Collaboration for a Nationwide Effort 

Maps will serve as the common language between the federal government, states, and companies as they determine how IIJA funds are disbursed. Each state will receive $100 million as a baseline; from there, state officials will apportion money based on severity of need. The Federal Communications Commission (FCC) is creating a national broadband map intended to identify every property in the US that might require reliable internet access.

Once the FCC’s version is available, telecom companies will ground-truth the information by identifying which areas their networks serve. Through this process, the FCC will gain a more accurate picture of the country’s digital divide than they’ve ever had, as previous methods frequently overestimated the breadth of broadband service.

Companies that can effectively use maps to communicate with state officials and speed the decision-making process will have a significant advantage over competitors. A business that’s able to quickly analyze project areas, bid on the best opportunities, line up permits, and generate timelines for design, construction, and sales will be best positioned to expand broadband equity while strengthening its own bottom line.

The Future of Connectivity

Once telecom firms begin installing fiber lines and other infrastructure in regions targeted for expanded internet access, geospatial intelligence will be a key factor in driving operational efficiency. The labor market remains tight, and broadband services often require specialized workers who can scale and repair towers or splice cable.
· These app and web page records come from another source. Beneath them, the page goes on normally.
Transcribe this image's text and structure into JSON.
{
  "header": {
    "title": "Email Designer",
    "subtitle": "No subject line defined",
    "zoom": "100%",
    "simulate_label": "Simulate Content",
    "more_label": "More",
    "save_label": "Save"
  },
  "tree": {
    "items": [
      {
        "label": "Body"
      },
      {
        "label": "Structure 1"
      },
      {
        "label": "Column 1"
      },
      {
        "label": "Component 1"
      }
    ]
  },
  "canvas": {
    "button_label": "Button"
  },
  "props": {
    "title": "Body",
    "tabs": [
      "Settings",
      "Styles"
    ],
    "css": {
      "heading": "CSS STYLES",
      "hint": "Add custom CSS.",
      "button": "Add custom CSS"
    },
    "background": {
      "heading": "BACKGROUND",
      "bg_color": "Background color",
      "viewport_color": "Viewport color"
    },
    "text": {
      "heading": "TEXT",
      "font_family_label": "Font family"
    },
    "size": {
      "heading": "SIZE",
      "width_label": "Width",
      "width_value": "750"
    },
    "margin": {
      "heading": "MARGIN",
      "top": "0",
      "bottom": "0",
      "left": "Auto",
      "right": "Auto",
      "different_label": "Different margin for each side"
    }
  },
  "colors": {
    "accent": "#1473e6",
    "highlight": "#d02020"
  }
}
Location analysis can help mangers analyze local pay rates and compensation to ensure hiring packages are competitive.

Map-based dashboards facilitate collaboration between network designers in the office and employees and contractors in the field. In paper-based companies, technicians sometimes neglect to submit updates on events like outages, suspecting that their input won’t be correctly filed or taken into account by supervisors.

However, when technicians can quickly update information on a geospatial platform through a mobile device, workflows become data-driven, improving performance and even safety across the board. A technician can add data to real-time maps, such as gate codes, a neighbor’s dangerous dog, or a fire hazard from tree overgrowth. These on-the-ground insights can inform future trips to the field and advance a firm’s operational awareness.

From tactical field practices to strategic planning, location will play a dominant role at every stage of the effort to shore up broadband access. Just as reliable internet access will help overlooked communities step into today’s digital world, tools like GIS will give telecom providers an advantage in building the future of connectivity.

Share this article


Share feedback and ask questions